Civilian satellite launches from Baikonur are provided by International Launch Services, a U.S.-Russian joint venture with exclusive rights for global commercial sales and mission management of satellite launches on Russian Proton rockets; since 1996 the company has overseen 46 commercial Proton launches and has 15 scheduled launches through 2010.
However, “terrorists” are not Baikonur’s only problem. On September 6 the launch of the Japanese telecommunications satellite JCSat-11 failed 139 seconds into its flight, experiencing engine malfunction and second-stage separation failure, and crashing 25 miles southeast of the town of Zhezkazgan (Itar-Tass, September 27). The Proton launch was insured for $300 million.
Kazakhstan immediately suspended all further launches pending an investigation. Prior to the debacle Baikonur’s Federal Space Center press service reported that seven launches had been planned for this autumn (Kazakhstan Segodnya, September 6). The Baikonur Cosmodrome had already carried out 10 successful launches in 2007, with an additional 10 launches scheduled, making Baikonur the busiest launch facility in the world. The disaster follows the 2006 failure of a Russian Dnepr rocket that crashed after lifting off from Baikonur; eventually Russia paid Kazakhstan $1.1 million in compensation. For the failed September 6 launch Kazakhstan is seeking a “minimum” of $8.6 million (MiGnews.com, September 27).
While Moscow and Astana posture and wrangle over responsibility and compensation, Baikonur is quietly proceeding with preparations for launching two Russian spacecraft next month, the SoyuzFG with a payload of Global Star four satellites and the manned spacecraft Soyuz TMA-11 with a crew of three cosmonauts to the International Space Station (Kazakhstan Segodnya, September 24). As the TMA-11 crew of Yuri Malenchenko (Russia), Peggy Whitson (U.S.) and Sheikh Muszafar Shukor (Malaysia) have arrived at the Baikonur Cosmodrome, the issue of suspended flights seems moot, even if the issue of compensation is not (Olo.ru, September 27).

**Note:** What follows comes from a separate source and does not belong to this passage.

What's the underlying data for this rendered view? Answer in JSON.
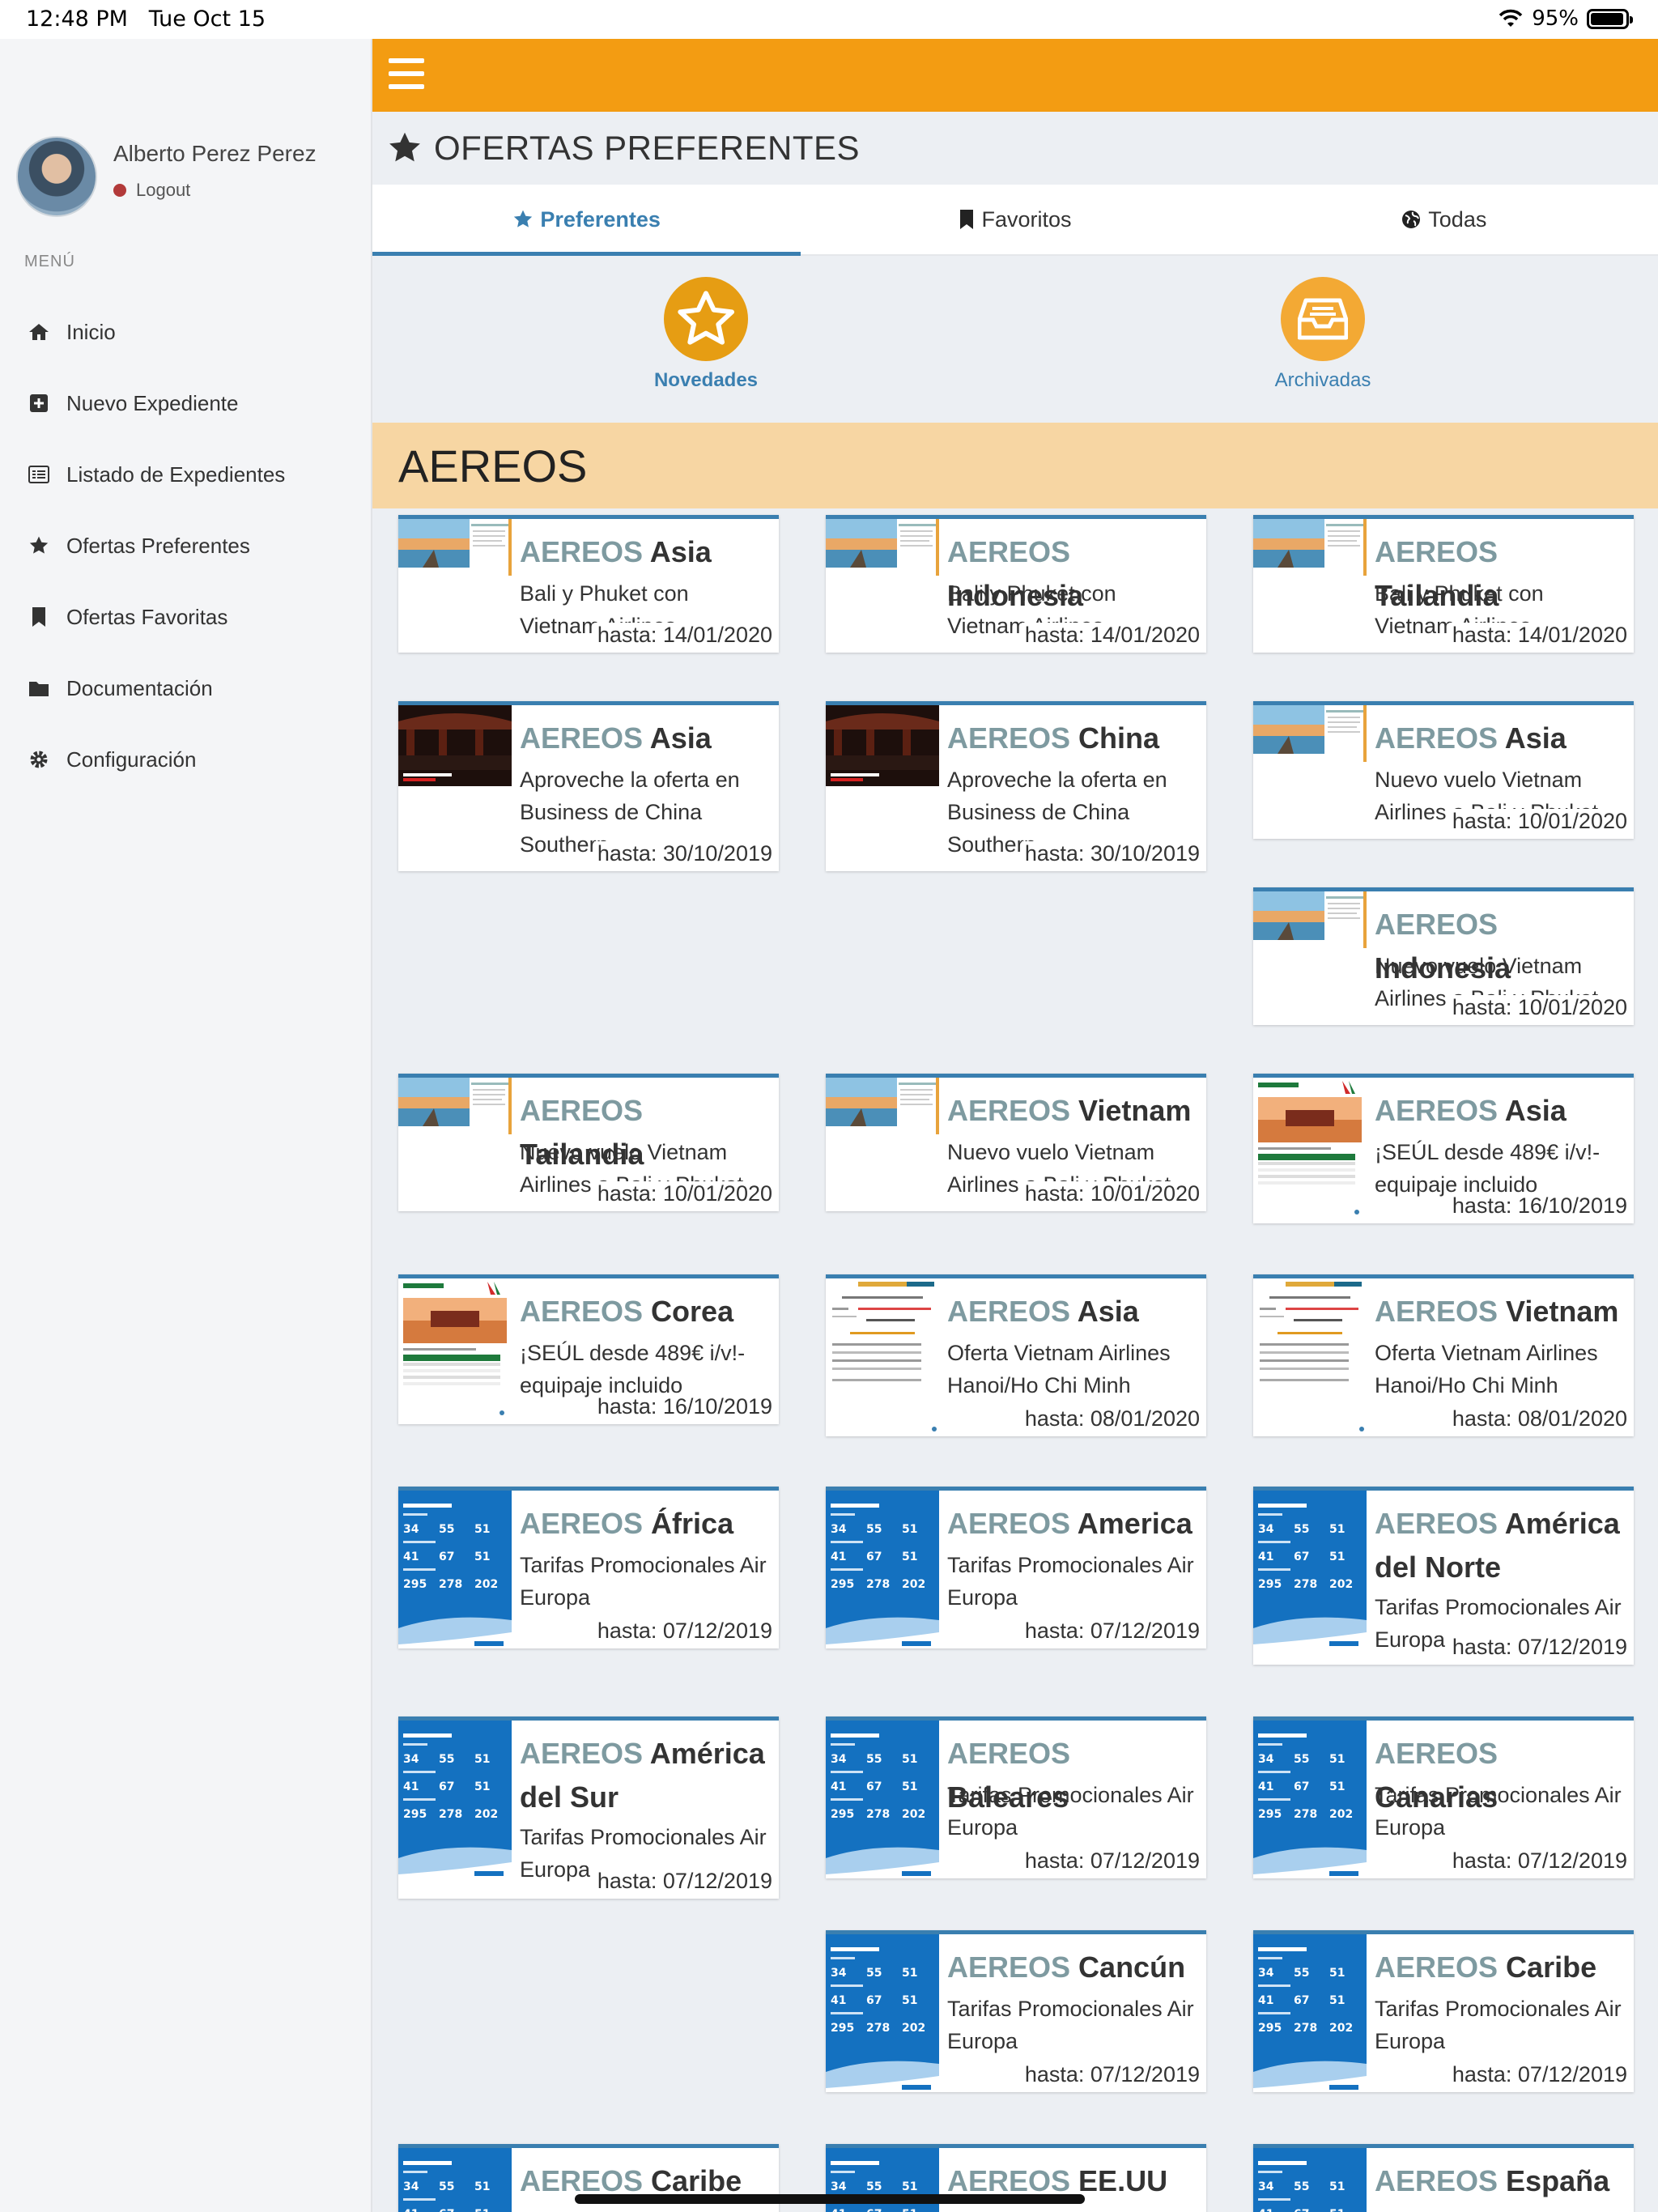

The reality is, in an increasingly telecom-linked “global village,” neither Russia, Kazakhstan, nor their international partners can afford to have Baikonur idle for long.